As of summer 2016, 66 countries had or planned to implement this. The convention defines cybercrime, cooperating and data sharing between the countries.  (Choucri, Madnick and Koepke, 2016) The G8-countries have also agreed to focus on collaboration for combatting computer crime. (Ozeren, 2005) Looking at the network of institutions in the image below, it might give us some ideas of various places to try as entry points to get hold of the data:

Image source: (Choucri, Madnick and Koepke, 2016)

The convention is considered an important tool for online crime investigation. It is aimed to be a treaty to allow police in one country to request counterparts in another country to collect evidence for them, arrest the individual and have the responsible person delivered to their country. (Chawki et al., n.d.)

I have a thought for you: while several countries have agreements in place to collaborate about cyber crime, such as my above mentioned World Summit of Information Society – what about the increasing cyber warfare? Will these countries really give collaboration in every aspect or will they keep their cards close to their chest as if playing poker? (Rinear, 2015)

If the USA asked Russia for the email information from a suspect, will the Russian provider just give them full access to the account: or will Russian IT-agents go through the emails first, to make sure no national security issues or other things that could reveal things about Russia, will get through to the US? Will they “wash” the information first?

Also, several network providers funnel traffic through nodes in large cities. This means that during an armed conflict, unless the government has very clear communication lines with detailed information about all hubs and nodes, military communications might be routed through a hostile country. (Rinear, 2015) The way that PRISM picks up all info sent through major connections, they might eaves-drop on many international secrets. Remember: Germany’s Angela Merkel was spied on by the US! (Traynor, 2013)

Let’s take the principle of the “save as draft”-emails: it’s a common trick to hide information from being detected by servers (leaving little trace) by starting a message in for example Hotmail or Gmail, but never sending it. Your fellow conspirator will log in and see the draft and reply that way, in the same draft. If we are just given a copy of the inbox from the government in this other country, valuable information could be lost. For example, the address book could hold very important contact information, the SPAM folder might be of interest, draft and Sent Items of course, too.

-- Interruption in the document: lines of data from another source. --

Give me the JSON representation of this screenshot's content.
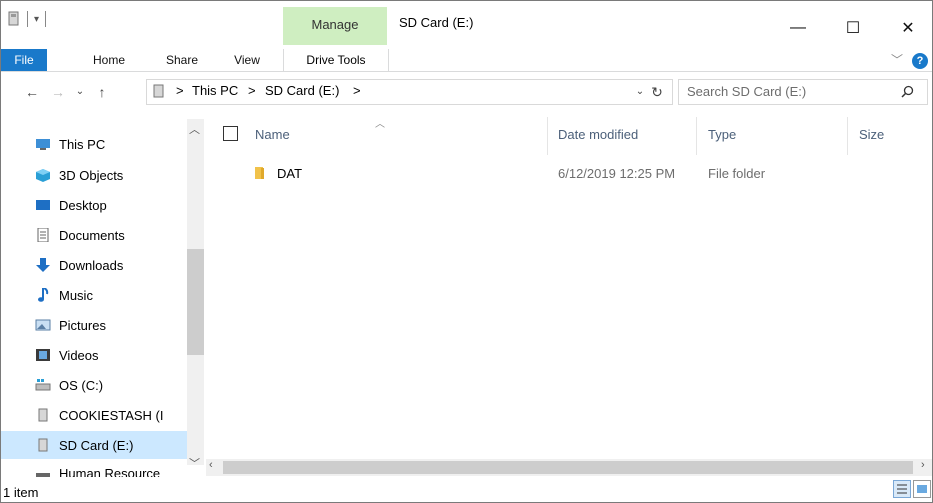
{
  "title": "SD Card (E:)",
  "ribbon": {
    "manage": "Manage",
    "tabs": {
      "file": "File",
      "home": "Home",
      "share": "Share",
      "view": "View",
      "drive_tools": "Drive Tools"
    },
    "help": "?"
  },
  "window_controls": {
    "minimize": "—",
    "maximize": "☐",
    "close": "✕"
  },
  "address": {
    "crumbs": [
      "This PC",
      "SD Card (E:)"
    ],
    "separator": ">",
    "search_placeholder": "Search SD Card (E:)"
  },
  "nav": {
    "items": [
      {
        "label": "This PC",
        "icon": "this-pc-icon"
      },
      {
        "label": "3D Objects",
        "icon": "3d-objects-icon"
      },
      {
        "label": "Desktop",
        "icon": "desktop-icon"
      },
      {
        "label": "Documents",
        "icon": "documents-icon"
      },
      {
        "label": "Downloads",
        "icon": "downloads-icon"
      },
      {
        "label": "Music",
        "icon": "music-icon"
      },
      {
        "label": "Pictures",
        "icon": "pictures-icon"
      },
      {
        "label": "Videos",
        "icon": "videos-icon"
      },
      {
        "label": "OS (C:)",
        "icon": "os-drive-icon"
      },
      {
        "label": "COOKIESTASH (I",
        "icon": "usb-drive-icon"
      },
      {
        "label": "SD Card (E:)",
        "icon": "sd-card-icon"
      },
      {
        "label": "Human Resource",
        "icon": "network-icon"
      }
    ]
  },
  "columns": {
    "name": "Name",
    "date": "Date modified",
    "type": "Type",
    "size": "Size"
  },
  "files": [
    {
      "name": "DAT",
      "date": "6/12/2019 12:25 PM",
      "type": "File folder",
      "size": ""
    }
  ],
  "status": {
    "count": "1 item"
  },
  "colors": {
    "accent": "#1979ca",
    "manage": "#cfeec1",
    "selected": "#cce8ff"
  }
}
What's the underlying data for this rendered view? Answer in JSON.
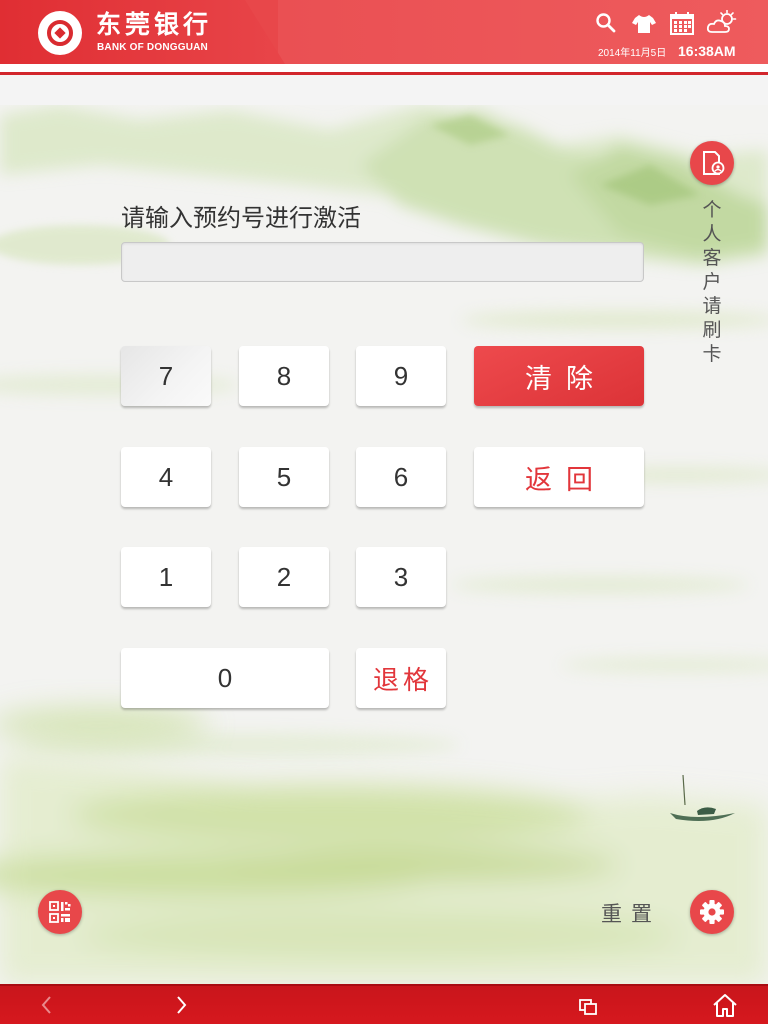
{
  "header": {
    "bank_name_cn": "东莞银行",
    "bank_name_en": "BANK OF DONGGUAN",
    "date": "2014年11月5日",
    "time": "16:38AM",
    "icons": [
      "search-icon",
      "shirt-icon",
      "calendar-icon",
      "weather-icon"
    ]
  },
  "form": {
    "prompt": "请输入预约号进行激活",
    "input_value": ""
  },
  "keypad": {
    "digits": [
      "7",
      "8",
      "9",
      "4",
      "5",
      "6",
      "1",
      "2",
      "3",
      "0"
    ],
    "clear_label": "清除",
    "back_label": "返回",
    "backspace_label": "退格"
  },
  "side": {
    "card_prompt": "个人客户请刷卡",
    "card_icon": "card-reader-icon"
  },
  "footer_actions": {
    "reset_label": "重置",
    "qr_icon": "qr-code-icon",
    "settings_icon": "gear-icon"
  },
  "bottom_nav": {
    "icons": [
      "back-arrow-icon",
      "forward-arrow-icon",
      "windows-icon",
      "home-icon"
    ]
  },
  "colors": {
    "brand_red": "#e8474a",
    "dark_red": "#d2262c",
    "accent_text": "#e2363b"
  }
}
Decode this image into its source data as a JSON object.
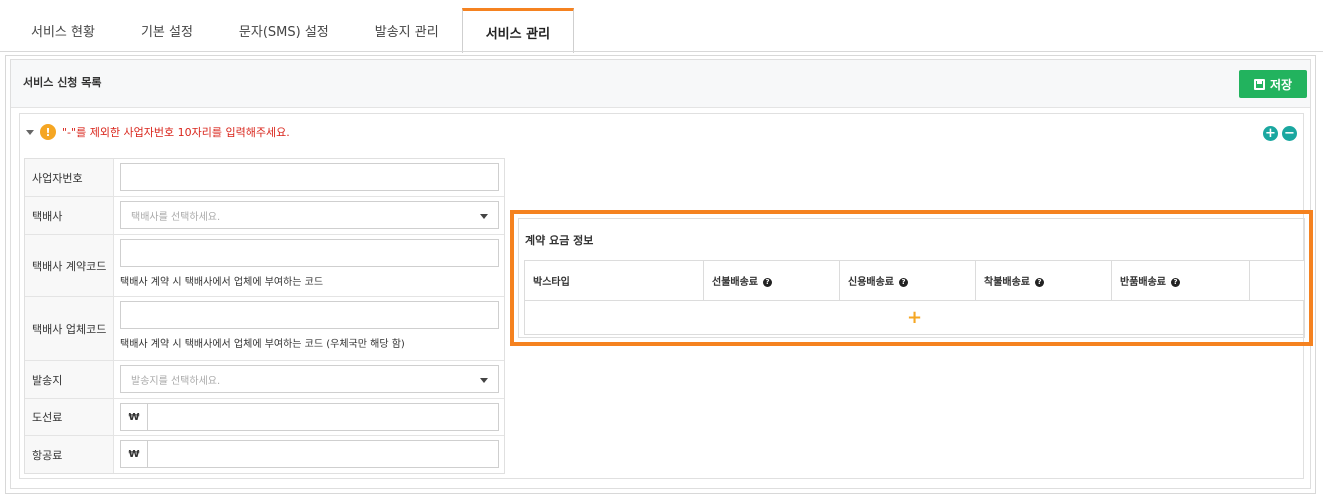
{
  "tabs": [
    {
      "label": "서비스 현황"
    },
    {
      "label": "기본 설정"
    },
    {
      "label": "문자(SMS) 설정"
    },
    {
      "label": "발송지 관리"
    },
    {
      "label": "서비스 관리"
    }
  ],
  "active_tab": "서비스 관리",
  "panel": {
    "title": "서비스 신청 목록",
    "save_label": "저장"
  },
  "notice": {
    "icon": "!",
    "text": "\"-\"를 제외한 사업자번호 10자리를 입력해주세요."
  },
  "round_buttons": {
    "add": "+",
    "remove": "−"
  },
  "form": {
    "business_no": {
      "label": "사업자번호",
      "value": ""
    },
    "courier": {
      "label": "택배사",
      "placeholder": "택배사를 선택하세요."
    },
    "contract_code": {
      "label": "택배사 계약코드",
      "help": "택배사 계약 시 택배사에서 업체에 부여하는 코드",
      "value": ""
    },
    "company_code": {
      "label": "택배사 업체코드",
      "help": "택배사 계약 시 택배사에서 업체에 부여하는 코드 (우체국만 해당 함)",
      "value": ""
    },
    "origin": {
      "label": "발송지",
      "placeholder": "발송지를 선택하세요."
    },
    "island_fee": {
      "label": "도선료",
      "currency": "₩",
      "value": ""
    },
    "air_fee": {
      "label": "항공료",
      "currency": "₩",
      "value": ""
    }
  },
  "contract": {
    "title": "계약 요금 정보",
    "columns": [
      "박스타입",
      "선불배송료",
      "신용배송료",
      "착불배송료",
      "반품배송료"
    ],
    "help_icon": "?",
    "add_symbol": "+"
  },
  "colors": {
    "accent": "#f58220",
    "save": "#22b35e",
    "round": "#1aa7a0",
    "warn": "#f5a623",
    "notice": "#d9261c"
  }
}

What do you think – will there really be a friendly exchange culture with no strings attached? Can we trust that we have been given all information by the other country? Will we be given some information (“here’s a copy of the inbox”, leaving out “Sent”, “Draft” etc.) or will we be able to investigate ourselves?



Chawki, M., Darwish, A., Khan, M. A. and Tyagi, S. Cybercrime, digital forensics and jurisdiction. [electronic book].

Choucri, N., Madnick, S. and Koepke, P. (2016) ‘Institutions for Cyber Security: International Responses and Data Sharing Initiatives’,

Ozeren, S. (2005) Global response to cyberterrorism and cybercrime: A matrix for international cooperation and vulnerability assessment, University of North Texas.

Rinear, M. (2015) ‘Armed with a Keyboard: Presidential Directive 20, Cyber-Warfare, and the International Laws of War’, Capital University Law Review, 43 (3), pp.679-720.

Traynor, I. (2013) ‘Angela Merkel: NSA spying on allies is not on’ The Guardian, October 24, Available from:

Image source:, user: gillnisha. CC0 Licence, public domain.